Long-stalled first face-to-face talks between Serbia and Kosovo got off to a bumpy start in Brussels on Thursday while the EU was hoping for frosty relations to thaw.
More than two decades after clashing in war, the Balkan neighbors are still haunted by unresolved tensions that threaten stability in their corner of southeastern Europe.
After a virtual meeting organized by EU officials last weekend, Serbian President Aleksandar Vucic and Kosovo's new Prime Minister Avdullah Hoti met in person Thursday as they try to reenergize efforts to normalize relations. But afterward Vucic accused Hoti of coming not to talk but to try to "blackmail" Serbia.
Hoti was more positive regarding the discussions, saying they had been able to make progress on economic development. But the underlying issue is territorial. Serbia refuses to acknowledge the independence that its former province, home mainly to ethnic Albanians, proclaimed in 2008. Kosovo's statehood has been backed by around 100 countries, including the U.S. and all but five member states of the European Union. But Serbia's core allies Russia and China deny it, effectively shutting Kosovo out of the United Nations.

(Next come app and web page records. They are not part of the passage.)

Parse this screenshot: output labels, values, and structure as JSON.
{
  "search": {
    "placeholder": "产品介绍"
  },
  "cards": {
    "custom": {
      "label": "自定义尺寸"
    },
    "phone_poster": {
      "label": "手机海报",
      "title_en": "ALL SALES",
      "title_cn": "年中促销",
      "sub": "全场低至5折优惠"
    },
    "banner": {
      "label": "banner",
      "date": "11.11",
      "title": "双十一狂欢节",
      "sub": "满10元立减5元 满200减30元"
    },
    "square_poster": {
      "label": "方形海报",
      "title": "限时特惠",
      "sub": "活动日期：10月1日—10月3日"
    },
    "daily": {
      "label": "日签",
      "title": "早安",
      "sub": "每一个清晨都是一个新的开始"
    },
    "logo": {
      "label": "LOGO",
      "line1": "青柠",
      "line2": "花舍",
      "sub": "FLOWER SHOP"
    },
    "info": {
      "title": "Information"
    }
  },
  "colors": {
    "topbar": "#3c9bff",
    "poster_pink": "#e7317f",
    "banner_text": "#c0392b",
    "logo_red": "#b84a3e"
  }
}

Nevertheless, talks will continue next week among officials and another high-level meeting is planned for September, said the EU's special representative for the talks, Miroslav Lajcak. EU foreign affairs chief Josep Borrell hailed the fact that the two leaders were talking for the second time in a matter of days as a sign of the pair's commitment to healing wounds.
The two sides have been in EU-led talks for a decade to normalize their relationship, but little progress has been made, with a raft of agreements concluded in 2013 yet to be fully implemented. The previous round of negotiations broke down in 2018 after a series of diplomatic tit-for-tats. While Kosovo is determined to gain full recognition of its sovereignty, Serbia is under pressure to resolve the issue in order to move forward in its bid to join the EU.